By Jim Crouch
There is an old saying about death that states: “They say you die twice. Once when you stop breathing and the second, a bit later on, when somebody mentions your name for the last time.” If that’s the case, Carolyn Clay will never truly die. On Friday, June 29, approximately 350 of Clay’s friends gathered at Virginia Skydiving Center in Petersburg to say a final good-bye to their beloved Queen of Skydiving.
Soon after her death, attributed to a hard-opening main parachute on May 31, plans for her memorial event began. Virginia Skydiving Center was down to just a single Cessna 182 after losing an engine in its King Air. More and bigger aircraft were needed! So neighboring DZ Skydive Orange graciously provided its Twin Otter, arranged for a CASA from Raeford Aviation and provided a bunch of staff to help with manifesting and packing. Dozens of Clay’s closest and oldest friends also sprang into action to help staff the event and pitch in where needed.
With the planes and support crew lined up, the organizers planned to have her memorial service and a CASA load of jumpers spread part of her ashes at the Middle Peninsula Regional Airport in West Point, where Clay had jumped for 35 years until 2011 when the DZ closed, and then move everything to Virginia Skydiving Center for the weekend, where there would be another ash dive.
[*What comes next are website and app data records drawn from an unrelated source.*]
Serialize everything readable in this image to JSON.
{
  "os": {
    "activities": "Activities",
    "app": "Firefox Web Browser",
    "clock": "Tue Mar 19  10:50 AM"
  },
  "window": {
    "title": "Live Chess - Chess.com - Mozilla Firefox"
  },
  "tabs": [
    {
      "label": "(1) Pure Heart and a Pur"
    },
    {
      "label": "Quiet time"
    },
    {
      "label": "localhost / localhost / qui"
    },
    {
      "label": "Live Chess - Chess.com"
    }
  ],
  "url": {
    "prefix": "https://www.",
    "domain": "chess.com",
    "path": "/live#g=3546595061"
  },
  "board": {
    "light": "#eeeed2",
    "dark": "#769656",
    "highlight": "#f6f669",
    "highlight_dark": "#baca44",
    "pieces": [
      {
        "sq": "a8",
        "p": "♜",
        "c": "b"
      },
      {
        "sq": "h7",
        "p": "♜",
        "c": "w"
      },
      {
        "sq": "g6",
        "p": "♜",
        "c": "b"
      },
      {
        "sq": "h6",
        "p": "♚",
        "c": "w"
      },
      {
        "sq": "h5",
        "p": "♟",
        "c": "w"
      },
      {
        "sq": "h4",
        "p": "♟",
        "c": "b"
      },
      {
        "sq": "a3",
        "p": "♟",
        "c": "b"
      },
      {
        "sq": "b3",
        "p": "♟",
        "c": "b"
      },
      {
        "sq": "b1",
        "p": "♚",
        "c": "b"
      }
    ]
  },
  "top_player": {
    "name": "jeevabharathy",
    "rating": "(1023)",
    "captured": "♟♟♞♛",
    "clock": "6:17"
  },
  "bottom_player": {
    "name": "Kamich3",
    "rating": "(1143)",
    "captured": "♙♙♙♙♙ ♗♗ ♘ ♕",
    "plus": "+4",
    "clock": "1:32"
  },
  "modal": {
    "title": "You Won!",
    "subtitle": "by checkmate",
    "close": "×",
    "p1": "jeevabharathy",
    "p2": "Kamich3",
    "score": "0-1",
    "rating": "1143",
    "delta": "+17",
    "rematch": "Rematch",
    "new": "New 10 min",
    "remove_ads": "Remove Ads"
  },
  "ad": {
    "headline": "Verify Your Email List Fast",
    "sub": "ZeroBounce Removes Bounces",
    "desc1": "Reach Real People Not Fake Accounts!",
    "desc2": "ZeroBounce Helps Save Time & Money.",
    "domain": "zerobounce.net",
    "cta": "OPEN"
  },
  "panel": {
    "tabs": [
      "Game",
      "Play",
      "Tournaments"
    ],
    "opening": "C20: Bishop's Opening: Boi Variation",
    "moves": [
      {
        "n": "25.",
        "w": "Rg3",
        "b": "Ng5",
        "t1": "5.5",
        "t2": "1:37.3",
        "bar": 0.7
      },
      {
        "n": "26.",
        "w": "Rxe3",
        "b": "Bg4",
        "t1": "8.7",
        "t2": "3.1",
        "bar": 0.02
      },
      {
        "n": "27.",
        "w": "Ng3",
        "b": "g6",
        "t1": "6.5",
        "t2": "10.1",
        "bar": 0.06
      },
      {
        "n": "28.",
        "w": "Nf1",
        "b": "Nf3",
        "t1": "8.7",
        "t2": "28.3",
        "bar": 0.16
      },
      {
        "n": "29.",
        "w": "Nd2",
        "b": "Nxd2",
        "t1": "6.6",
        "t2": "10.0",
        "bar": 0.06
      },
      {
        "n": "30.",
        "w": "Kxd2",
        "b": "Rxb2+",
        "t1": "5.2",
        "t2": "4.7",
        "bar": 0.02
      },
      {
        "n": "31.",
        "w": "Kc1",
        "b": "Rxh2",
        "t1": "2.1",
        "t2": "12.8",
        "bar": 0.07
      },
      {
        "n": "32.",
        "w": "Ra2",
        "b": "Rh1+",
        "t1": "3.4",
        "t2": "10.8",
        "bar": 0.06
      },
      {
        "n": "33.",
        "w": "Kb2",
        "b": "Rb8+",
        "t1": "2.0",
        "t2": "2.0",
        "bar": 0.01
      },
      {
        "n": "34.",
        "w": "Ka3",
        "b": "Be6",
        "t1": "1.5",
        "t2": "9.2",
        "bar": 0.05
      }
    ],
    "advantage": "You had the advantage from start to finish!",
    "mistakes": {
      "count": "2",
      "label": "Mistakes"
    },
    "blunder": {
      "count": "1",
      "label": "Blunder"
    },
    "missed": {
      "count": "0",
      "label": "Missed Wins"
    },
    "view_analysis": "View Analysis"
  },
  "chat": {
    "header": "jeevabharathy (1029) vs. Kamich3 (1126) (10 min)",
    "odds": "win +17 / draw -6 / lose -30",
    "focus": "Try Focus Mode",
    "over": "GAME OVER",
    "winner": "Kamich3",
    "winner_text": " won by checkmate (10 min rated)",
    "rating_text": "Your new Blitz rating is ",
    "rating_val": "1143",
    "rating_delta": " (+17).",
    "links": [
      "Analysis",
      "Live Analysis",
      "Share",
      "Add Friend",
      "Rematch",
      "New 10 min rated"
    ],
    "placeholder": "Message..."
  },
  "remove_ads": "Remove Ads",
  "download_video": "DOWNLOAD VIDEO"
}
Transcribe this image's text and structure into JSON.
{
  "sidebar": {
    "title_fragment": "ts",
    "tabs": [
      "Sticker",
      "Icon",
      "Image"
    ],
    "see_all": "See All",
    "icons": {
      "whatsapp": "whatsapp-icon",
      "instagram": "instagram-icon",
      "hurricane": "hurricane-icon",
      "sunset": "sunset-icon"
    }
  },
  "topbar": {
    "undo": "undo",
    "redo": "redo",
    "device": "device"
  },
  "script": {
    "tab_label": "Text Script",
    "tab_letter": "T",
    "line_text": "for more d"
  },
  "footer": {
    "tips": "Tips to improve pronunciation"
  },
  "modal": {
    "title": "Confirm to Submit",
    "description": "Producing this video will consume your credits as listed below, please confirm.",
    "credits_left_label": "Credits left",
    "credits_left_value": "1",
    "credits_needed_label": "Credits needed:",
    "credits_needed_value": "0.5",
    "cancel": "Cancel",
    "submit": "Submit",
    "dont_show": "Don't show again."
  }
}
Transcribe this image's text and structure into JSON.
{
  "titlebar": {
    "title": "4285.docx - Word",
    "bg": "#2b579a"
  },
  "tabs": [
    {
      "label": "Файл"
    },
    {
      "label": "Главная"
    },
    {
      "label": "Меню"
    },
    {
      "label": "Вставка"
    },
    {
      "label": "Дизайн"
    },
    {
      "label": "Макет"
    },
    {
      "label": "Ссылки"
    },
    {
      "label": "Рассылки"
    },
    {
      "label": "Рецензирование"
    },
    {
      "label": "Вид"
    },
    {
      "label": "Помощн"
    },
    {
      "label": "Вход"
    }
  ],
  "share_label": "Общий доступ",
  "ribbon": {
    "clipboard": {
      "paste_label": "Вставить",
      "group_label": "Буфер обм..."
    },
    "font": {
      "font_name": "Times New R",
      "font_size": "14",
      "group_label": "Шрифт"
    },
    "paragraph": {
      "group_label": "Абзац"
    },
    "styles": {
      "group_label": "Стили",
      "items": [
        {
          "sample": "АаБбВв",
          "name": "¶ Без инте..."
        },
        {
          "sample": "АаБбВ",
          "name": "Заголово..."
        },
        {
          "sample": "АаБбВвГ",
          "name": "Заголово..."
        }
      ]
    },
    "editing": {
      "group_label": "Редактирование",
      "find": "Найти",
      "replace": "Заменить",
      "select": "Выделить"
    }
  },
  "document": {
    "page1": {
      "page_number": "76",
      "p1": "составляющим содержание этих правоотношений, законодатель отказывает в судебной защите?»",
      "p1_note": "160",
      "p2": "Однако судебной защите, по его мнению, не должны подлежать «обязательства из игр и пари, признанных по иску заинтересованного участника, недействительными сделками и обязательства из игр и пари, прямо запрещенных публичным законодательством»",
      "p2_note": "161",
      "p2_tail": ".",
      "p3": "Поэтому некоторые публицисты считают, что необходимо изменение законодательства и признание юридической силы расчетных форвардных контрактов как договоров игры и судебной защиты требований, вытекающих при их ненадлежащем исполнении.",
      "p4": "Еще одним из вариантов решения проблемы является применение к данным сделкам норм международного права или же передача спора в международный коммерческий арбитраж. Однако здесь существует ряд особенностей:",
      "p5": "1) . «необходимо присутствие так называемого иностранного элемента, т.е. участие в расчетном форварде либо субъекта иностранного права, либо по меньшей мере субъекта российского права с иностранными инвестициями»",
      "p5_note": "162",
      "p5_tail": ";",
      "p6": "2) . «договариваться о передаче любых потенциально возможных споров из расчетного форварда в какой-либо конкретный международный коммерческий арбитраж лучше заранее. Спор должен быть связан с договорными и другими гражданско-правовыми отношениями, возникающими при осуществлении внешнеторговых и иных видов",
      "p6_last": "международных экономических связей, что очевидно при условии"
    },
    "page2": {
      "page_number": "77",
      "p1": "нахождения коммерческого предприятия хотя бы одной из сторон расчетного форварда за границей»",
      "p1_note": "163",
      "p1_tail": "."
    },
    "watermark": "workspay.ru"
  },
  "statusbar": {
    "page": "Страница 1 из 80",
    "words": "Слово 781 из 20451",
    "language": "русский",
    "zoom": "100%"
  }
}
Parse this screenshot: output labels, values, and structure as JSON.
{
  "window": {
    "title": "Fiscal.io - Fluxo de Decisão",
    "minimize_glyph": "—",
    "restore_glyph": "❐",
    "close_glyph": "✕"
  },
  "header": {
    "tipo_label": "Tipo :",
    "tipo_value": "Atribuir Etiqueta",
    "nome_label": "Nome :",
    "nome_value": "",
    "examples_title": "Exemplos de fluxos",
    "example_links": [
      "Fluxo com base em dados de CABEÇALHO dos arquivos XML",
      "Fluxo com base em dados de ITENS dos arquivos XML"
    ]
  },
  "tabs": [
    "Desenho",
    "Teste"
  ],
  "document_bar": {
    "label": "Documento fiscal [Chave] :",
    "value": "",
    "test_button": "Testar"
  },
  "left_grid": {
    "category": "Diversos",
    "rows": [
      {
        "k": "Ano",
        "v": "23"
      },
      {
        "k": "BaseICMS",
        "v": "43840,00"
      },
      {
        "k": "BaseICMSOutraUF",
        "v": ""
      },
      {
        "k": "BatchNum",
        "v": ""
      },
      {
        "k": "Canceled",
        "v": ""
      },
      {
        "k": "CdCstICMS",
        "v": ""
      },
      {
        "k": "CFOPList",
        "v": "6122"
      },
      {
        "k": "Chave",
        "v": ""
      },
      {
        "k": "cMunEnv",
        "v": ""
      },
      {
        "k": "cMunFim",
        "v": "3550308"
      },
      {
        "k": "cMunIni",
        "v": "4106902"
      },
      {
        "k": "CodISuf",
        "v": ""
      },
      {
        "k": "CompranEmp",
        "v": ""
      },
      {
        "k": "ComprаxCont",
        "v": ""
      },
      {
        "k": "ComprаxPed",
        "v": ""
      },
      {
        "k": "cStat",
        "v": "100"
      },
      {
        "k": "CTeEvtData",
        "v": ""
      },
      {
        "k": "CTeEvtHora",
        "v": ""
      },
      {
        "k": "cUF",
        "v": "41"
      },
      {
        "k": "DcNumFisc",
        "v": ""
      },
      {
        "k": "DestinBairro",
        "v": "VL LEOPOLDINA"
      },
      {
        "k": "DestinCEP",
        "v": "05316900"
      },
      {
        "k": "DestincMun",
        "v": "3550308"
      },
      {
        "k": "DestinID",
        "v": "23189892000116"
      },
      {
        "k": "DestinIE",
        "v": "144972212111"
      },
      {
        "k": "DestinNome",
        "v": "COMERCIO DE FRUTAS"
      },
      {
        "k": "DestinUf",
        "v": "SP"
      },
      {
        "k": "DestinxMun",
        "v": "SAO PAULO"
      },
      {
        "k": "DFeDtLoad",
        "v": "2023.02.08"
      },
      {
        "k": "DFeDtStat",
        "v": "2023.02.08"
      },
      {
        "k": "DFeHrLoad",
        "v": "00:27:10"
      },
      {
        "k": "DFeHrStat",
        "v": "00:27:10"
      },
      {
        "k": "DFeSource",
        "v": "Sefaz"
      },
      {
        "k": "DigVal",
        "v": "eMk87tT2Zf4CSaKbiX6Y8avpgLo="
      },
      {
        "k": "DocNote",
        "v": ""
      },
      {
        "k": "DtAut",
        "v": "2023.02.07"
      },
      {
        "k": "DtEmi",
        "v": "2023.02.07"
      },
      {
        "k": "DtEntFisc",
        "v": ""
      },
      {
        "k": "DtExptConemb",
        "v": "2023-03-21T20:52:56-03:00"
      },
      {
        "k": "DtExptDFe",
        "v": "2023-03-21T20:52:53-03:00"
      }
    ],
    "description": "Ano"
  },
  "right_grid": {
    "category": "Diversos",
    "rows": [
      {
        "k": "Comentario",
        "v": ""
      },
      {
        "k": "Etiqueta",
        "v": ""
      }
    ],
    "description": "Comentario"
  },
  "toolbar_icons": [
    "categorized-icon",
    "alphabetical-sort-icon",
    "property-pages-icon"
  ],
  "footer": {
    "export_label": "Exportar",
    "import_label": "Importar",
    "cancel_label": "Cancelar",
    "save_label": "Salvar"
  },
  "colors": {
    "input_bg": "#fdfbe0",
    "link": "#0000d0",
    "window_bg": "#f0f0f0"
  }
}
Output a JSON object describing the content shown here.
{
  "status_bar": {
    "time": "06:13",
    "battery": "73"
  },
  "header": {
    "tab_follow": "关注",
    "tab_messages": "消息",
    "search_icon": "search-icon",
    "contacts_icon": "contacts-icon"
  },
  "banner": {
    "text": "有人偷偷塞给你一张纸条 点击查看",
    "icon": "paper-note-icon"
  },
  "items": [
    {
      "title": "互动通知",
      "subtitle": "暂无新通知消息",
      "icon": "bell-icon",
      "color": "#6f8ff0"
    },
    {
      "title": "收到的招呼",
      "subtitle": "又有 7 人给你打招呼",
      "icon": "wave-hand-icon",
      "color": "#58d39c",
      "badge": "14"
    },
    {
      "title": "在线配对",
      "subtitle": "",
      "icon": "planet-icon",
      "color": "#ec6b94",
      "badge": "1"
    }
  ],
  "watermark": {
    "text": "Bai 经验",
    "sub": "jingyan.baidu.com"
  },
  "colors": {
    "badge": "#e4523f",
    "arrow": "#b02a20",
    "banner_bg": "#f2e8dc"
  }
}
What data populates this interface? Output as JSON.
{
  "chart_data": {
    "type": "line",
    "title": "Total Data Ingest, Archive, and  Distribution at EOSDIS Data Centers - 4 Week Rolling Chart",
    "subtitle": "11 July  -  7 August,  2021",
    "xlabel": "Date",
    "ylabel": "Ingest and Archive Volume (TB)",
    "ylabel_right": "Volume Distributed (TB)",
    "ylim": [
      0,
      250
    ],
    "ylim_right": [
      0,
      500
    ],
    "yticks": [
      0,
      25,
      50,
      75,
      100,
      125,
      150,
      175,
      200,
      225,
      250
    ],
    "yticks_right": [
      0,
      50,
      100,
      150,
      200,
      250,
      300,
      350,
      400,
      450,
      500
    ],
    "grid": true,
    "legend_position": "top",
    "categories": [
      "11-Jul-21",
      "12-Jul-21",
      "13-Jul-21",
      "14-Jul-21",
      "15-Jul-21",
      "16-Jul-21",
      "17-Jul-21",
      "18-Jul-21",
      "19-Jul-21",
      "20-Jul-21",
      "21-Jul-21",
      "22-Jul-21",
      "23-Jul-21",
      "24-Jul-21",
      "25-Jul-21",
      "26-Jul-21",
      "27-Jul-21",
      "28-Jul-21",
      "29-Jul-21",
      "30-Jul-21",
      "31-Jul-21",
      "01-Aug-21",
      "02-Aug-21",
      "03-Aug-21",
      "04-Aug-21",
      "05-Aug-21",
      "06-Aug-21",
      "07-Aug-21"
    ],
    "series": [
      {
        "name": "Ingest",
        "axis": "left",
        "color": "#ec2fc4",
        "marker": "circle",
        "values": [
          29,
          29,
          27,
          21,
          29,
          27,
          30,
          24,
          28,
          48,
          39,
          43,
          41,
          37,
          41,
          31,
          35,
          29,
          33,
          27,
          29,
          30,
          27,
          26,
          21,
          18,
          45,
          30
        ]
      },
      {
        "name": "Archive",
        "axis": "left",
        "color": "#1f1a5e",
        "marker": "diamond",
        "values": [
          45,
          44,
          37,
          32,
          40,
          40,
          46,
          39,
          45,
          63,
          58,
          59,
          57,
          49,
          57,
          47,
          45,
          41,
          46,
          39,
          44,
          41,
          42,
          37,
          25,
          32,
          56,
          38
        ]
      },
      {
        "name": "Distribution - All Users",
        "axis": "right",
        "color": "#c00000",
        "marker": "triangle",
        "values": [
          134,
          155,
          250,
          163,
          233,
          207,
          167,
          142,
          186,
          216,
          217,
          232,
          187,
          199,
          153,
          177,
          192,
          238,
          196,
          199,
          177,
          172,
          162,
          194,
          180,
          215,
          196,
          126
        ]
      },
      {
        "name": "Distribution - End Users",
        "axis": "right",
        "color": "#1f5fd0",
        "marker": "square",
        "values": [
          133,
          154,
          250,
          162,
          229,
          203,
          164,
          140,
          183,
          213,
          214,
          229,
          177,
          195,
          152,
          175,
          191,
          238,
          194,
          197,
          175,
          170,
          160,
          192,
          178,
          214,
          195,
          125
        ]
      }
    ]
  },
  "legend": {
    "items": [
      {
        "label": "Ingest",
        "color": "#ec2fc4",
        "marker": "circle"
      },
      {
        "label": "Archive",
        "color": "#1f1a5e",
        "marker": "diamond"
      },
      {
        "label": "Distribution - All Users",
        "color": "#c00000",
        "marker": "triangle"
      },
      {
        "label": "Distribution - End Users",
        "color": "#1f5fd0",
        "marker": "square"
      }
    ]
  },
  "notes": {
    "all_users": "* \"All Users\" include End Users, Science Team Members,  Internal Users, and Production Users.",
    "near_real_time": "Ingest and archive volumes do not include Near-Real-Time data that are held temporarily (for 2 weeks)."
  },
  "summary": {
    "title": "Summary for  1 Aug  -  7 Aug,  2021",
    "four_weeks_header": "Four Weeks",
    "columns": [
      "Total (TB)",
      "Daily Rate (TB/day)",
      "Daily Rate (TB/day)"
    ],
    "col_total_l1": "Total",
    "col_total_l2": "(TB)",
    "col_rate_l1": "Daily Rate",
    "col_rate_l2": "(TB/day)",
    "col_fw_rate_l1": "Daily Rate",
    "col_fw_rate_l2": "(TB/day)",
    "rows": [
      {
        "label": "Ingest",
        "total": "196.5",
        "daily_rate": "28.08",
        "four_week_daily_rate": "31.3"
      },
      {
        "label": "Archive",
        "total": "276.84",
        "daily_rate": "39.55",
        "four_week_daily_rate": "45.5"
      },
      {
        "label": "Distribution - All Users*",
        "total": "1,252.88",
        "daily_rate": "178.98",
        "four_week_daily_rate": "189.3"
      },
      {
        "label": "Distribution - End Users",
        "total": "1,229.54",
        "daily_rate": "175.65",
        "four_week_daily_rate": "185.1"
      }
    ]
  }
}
However, the West Point airport authority changed its mind and rescinded its offer just two days before the jump, citing concerns over the large crowd and a lack of facilities at the airport. So in a last-minute scramble, everyone pulled together and moved the entire event to Virginia Skydiving Center.
Clay’s friends began trickling in midday on Friday. They came from near and far, and by the early evening, the hangar was full. It was literally a who’s who of Central Virginia jumping, a reunion of former and current jumpers that only someone like Clay could have brought together. The jumpers told countless stories and renewed old friendships. Roger Ponce de Leon, Clay’s favorite boogie organizer, arranged her 26-way ash dive, and he invited anyone in the hangar who had ever jumped with her to pick up grips. Everyone then paused in her honor as the huge formation covered half the hangar. The 26-way then headed to the CASA between two rows of jumpers who watched her final walk to the airplane, carried in the same pink ash bag that had also carried the ashes of her friends lost in the 1995 Queen Air crash at West Point.
The formation built well. The jumpers left an open slot in the 6-way base for Clay, while the other jumpers formed around it. Her ashes were released at 6,000 feet and made a beautiful white cloud in the clear blue skies. It’s impossible to measure the impact Carolyn Clay had on so many skydivers around the world. But with so many friends to remember her and tell her story, she’ll live on forever.
Jim Crouch | D-16979
Ruther Glen, Virginia